→ **TASK DESCRIPTION**: The expected answer is every line from the material below that has the word "Settings".

→ **DATA IN THIS EXERCISE**:
------------------------------------

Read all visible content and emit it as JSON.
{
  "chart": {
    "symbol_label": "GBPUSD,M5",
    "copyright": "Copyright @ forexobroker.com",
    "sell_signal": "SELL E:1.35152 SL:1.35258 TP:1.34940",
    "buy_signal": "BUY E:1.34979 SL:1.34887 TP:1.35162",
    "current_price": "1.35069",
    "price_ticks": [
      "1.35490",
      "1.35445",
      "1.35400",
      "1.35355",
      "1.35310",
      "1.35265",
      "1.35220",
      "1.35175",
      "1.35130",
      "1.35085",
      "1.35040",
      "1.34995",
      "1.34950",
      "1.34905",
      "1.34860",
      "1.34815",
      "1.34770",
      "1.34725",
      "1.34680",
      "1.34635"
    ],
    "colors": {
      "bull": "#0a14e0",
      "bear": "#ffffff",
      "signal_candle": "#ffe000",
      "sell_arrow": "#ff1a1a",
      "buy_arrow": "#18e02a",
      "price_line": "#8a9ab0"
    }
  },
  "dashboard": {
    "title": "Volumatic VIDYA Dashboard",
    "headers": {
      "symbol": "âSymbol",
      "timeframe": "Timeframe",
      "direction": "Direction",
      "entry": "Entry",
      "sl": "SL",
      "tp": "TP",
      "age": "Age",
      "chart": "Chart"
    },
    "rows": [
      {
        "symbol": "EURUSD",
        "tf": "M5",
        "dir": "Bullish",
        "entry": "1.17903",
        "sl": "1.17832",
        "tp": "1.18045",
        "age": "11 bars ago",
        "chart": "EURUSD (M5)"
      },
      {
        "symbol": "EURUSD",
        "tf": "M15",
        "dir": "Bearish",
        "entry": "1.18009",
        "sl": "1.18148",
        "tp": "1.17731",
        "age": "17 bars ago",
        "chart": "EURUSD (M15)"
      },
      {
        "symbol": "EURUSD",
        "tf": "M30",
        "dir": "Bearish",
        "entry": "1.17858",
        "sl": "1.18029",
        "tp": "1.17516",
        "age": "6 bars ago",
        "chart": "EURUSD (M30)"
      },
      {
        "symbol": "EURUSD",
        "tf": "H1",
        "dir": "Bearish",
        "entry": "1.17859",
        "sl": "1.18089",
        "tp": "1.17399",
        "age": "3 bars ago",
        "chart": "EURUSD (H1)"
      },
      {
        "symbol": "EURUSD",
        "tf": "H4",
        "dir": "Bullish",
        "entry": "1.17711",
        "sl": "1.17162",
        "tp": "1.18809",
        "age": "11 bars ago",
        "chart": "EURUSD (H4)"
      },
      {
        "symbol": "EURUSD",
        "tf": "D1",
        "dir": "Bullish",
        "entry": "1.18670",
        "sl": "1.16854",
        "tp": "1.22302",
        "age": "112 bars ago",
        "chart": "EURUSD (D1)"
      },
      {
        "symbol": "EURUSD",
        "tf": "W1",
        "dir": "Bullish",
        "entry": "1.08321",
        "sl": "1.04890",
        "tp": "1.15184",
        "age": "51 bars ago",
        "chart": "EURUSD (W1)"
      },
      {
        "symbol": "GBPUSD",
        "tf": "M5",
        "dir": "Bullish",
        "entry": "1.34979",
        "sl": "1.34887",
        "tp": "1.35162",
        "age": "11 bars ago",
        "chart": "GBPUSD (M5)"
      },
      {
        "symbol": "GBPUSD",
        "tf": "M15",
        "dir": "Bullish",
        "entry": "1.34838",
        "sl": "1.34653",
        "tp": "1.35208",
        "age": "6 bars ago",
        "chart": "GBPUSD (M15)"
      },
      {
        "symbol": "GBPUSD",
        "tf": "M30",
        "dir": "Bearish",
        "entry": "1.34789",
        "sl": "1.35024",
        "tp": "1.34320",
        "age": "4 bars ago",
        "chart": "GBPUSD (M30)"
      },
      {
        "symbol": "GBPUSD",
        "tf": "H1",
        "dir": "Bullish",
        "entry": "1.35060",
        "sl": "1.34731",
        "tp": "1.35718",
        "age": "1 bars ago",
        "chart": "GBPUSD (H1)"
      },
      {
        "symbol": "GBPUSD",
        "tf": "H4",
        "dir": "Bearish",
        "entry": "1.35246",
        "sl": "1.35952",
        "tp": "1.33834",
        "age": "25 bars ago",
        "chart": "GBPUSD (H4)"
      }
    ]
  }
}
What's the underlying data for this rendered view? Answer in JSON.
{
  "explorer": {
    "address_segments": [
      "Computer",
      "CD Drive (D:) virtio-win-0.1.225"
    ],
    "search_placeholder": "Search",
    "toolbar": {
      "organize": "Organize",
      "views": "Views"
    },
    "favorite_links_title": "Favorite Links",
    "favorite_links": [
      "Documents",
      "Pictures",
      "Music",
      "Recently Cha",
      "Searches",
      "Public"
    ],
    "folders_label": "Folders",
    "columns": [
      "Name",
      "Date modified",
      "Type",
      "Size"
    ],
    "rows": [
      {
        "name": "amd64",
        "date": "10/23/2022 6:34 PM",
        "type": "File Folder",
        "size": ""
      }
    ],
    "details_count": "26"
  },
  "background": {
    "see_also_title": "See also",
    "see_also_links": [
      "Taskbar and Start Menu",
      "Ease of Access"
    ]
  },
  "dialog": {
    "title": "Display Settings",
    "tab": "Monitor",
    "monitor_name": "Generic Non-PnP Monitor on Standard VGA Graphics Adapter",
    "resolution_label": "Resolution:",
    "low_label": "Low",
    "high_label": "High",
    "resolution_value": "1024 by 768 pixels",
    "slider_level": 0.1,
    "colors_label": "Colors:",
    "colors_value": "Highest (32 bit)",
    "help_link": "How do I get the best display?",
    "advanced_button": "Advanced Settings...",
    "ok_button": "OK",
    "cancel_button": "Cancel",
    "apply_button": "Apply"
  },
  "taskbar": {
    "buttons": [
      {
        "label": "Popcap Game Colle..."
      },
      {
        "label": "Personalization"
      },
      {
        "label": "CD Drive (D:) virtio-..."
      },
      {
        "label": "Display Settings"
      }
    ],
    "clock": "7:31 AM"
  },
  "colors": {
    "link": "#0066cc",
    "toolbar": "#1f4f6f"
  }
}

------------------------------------

→ **SOLUTION FOR THIS TASK**:
    "title": "Display Settings",
    "advanced_button": "Advanced Settings...",
        "label": "Display Settings"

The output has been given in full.